How many lines below contain the word "icon"? Answer with that number alone.
BEGIN Material supplied
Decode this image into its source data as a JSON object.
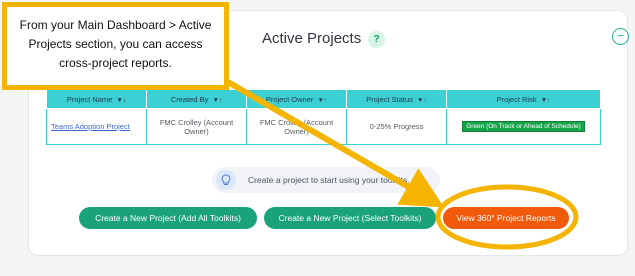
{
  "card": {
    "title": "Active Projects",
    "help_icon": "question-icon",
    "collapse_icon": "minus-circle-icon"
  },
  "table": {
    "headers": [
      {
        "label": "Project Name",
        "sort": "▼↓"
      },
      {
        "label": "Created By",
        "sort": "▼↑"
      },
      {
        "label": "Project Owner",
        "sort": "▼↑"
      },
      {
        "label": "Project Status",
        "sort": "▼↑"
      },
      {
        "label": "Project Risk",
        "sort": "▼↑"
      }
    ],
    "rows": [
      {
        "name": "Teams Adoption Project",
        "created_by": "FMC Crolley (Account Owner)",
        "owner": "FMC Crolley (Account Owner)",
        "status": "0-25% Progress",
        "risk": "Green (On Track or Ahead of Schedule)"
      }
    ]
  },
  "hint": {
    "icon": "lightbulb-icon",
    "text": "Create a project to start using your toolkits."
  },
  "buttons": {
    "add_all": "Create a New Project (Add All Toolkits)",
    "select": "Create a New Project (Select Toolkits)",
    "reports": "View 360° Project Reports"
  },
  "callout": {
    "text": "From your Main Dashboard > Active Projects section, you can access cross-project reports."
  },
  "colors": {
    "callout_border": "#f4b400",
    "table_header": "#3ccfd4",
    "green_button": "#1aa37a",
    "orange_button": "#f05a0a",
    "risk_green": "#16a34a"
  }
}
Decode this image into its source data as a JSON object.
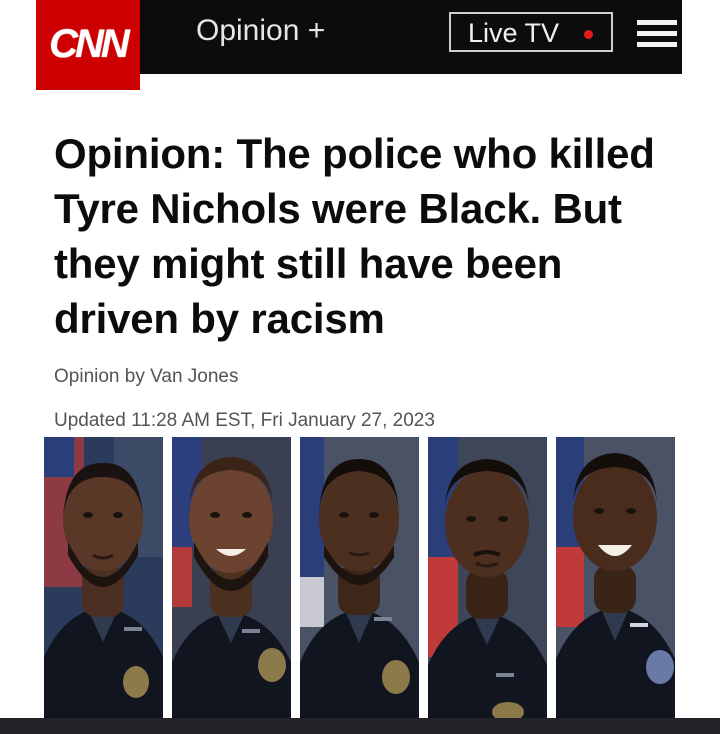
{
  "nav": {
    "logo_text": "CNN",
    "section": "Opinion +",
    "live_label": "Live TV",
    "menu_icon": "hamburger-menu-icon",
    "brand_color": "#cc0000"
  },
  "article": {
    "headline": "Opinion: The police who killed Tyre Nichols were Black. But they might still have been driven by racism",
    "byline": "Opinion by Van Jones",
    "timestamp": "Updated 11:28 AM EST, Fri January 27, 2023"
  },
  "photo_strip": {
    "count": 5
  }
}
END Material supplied
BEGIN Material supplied
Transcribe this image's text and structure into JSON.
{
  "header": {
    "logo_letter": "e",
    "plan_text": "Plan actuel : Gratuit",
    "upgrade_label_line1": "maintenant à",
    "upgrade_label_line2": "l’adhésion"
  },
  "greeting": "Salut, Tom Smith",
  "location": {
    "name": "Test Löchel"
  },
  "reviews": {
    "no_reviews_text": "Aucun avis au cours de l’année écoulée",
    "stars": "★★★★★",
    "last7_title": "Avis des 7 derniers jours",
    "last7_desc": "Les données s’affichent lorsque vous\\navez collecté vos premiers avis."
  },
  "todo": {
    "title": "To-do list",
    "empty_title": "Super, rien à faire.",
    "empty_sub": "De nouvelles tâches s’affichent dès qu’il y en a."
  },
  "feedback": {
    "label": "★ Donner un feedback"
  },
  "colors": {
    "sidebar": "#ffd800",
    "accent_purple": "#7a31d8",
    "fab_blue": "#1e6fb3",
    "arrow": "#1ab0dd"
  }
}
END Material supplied
Solution
4